**Task to complete**: Copy, from the material below, every line in which the word "users" can be found.

──────── Data supplied

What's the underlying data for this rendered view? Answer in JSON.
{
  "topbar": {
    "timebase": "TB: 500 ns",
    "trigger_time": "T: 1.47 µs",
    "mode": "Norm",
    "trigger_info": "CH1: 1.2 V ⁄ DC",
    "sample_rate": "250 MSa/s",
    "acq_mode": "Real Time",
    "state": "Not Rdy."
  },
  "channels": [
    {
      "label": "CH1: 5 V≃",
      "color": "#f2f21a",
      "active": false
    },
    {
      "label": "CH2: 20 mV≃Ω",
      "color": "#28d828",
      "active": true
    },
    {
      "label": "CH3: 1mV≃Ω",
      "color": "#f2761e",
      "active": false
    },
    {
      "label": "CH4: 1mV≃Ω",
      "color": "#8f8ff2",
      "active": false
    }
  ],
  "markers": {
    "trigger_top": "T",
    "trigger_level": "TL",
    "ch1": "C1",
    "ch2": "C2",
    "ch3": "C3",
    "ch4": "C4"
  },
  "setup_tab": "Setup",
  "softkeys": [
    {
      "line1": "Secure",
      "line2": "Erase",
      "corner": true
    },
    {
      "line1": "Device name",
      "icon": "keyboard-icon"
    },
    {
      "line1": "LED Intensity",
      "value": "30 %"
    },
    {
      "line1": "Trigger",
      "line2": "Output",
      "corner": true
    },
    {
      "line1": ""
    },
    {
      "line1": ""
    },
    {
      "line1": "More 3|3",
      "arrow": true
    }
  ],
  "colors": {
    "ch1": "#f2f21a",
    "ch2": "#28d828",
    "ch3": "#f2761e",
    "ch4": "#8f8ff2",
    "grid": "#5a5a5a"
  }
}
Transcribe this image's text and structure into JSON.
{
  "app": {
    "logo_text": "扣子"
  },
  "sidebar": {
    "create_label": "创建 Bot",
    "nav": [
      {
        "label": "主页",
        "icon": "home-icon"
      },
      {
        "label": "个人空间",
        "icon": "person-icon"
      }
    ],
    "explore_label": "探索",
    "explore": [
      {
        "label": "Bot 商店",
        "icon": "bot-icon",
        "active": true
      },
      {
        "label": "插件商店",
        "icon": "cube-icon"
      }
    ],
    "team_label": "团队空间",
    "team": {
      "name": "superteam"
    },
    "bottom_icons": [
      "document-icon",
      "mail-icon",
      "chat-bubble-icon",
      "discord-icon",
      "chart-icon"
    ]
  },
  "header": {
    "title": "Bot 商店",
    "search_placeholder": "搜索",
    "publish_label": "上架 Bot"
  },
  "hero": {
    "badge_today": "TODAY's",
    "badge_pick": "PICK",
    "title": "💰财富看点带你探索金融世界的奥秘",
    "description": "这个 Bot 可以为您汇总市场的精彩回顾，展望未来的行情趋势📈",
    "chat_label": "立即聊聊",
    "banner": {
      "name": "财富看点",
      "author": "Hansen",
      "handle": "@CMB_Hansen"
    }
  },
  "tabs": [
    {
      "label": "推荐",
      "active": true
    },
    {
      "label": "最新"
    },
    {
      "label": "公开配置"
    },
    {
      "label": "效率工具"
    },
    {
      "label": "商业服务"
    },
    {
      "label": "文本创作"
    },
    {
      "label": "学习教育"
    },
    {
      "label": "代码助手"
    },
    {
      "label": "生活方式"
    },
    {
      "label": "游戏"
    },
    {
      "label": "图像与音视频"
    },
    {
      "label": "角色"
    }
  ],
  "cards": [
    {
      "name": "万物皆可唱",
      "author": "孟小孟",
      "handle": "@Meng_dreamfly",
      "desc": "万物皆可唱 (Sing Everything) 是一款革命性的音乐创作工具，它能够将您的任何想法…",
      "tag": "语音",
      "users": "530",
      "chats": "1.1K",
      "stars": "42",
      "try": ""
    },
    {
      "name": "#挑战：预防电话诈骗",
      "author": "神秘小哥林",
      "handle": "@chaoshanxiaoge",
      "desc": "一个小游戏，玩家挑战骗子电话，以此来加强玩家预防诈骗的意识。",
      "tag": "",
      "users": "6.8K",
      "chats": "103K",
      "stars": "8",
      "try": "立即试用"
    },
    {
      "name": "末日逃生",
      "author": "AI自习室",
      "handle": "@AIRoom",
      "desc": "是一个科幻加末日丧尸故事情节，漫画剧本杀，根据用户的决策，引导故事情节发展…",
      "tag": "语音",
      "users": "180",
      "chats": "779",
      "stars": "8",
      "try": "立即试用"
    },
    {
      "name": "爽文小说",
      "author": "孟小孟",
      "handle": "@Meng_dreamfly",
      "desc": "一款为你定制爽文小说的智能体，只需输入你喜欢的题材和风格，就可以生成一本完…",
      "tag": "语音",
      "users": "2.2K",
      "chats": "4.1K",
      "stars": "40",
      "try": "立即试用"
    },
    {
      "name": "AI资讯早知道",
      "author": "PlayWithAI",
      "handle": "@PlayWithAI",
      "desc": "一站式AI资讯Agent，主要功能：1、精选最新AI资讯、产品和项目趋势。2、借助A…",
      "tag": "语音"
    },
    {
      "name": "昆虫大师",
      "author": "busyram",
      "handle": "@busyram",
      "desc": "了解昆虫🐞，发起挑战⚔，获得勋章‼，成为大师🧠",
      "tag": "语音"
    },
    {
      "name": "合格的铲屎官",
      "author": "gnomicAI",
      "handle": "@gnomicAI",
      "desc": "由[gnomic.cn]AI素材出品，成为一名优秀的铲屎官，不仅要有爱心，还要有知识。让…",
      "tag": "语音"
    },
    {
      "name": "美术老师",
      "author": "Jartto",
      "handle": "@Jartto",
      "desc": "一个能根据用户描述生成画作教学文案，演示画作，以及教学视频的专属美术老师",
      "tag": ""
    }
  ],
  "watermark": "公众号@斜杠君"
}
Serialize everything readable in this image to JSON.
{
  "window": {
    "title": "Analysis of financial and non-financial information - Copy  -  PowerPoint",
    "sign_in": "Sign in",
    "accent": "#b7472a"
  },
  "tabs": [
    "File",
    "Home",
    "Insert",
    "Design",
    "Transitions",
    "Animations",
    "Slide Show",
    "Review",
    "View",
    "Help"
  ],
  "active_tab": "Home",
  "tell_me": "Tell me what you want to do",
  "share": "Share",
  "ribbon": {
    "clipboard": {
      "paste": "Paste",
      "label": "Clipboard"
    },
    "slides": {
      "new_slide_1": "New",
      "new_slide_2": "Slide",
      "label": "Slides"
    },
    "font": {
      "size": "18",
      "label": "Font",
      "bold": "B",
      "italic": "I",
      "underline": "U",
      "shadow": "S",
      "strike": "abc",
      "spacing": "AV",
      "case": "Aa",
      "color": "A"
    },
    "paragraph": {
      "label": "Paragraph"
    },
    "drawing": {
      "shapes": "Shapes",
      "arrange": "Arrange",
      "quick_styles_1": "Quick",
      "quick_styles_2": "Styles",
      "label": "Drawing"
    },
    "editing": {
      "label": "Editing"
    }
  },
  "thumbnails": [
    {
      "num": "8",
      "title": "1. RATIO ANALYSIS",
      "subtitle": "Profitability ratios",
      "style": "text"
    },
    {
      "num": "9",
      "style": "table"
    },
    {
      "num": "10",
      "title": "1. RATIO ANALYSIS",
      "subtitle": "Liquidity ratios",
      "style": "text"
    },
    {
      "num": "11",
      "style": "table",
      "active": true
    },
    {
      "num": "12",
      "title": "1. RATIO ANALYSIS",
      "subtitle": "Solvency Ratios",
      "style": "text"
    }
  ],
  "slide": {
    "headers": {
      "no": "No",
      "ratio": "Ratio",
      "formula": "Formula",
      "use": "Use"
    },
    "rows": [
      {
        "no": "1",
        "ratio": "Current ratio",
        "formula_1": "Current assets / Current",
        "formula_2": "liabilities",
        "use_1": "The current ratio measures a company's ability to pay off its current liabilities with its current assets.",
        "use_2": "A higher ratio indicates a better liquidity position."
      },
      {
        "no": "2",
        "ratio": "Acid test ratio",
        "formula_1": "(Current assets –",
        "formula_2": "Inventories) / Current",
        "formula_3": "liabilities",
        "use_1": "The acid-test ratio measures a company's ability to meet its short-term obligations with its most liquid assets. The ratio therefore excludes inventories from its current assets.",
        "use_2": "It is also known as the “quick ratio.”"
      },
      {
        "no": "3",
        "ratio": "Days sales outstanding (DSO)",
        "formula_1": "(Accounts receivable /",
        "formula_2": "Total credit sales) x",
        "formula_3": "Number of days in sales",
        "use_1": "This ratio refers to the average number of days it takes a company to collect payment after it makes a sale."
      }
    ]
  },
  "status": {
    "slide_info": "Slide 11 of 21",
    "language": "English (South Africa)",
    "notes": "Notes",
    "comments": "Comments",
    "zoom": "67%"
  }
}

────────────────

**Answer section**:
      "users": "530",
      "users": "6.8K",
      "users": "180",
      "users": "2.2K",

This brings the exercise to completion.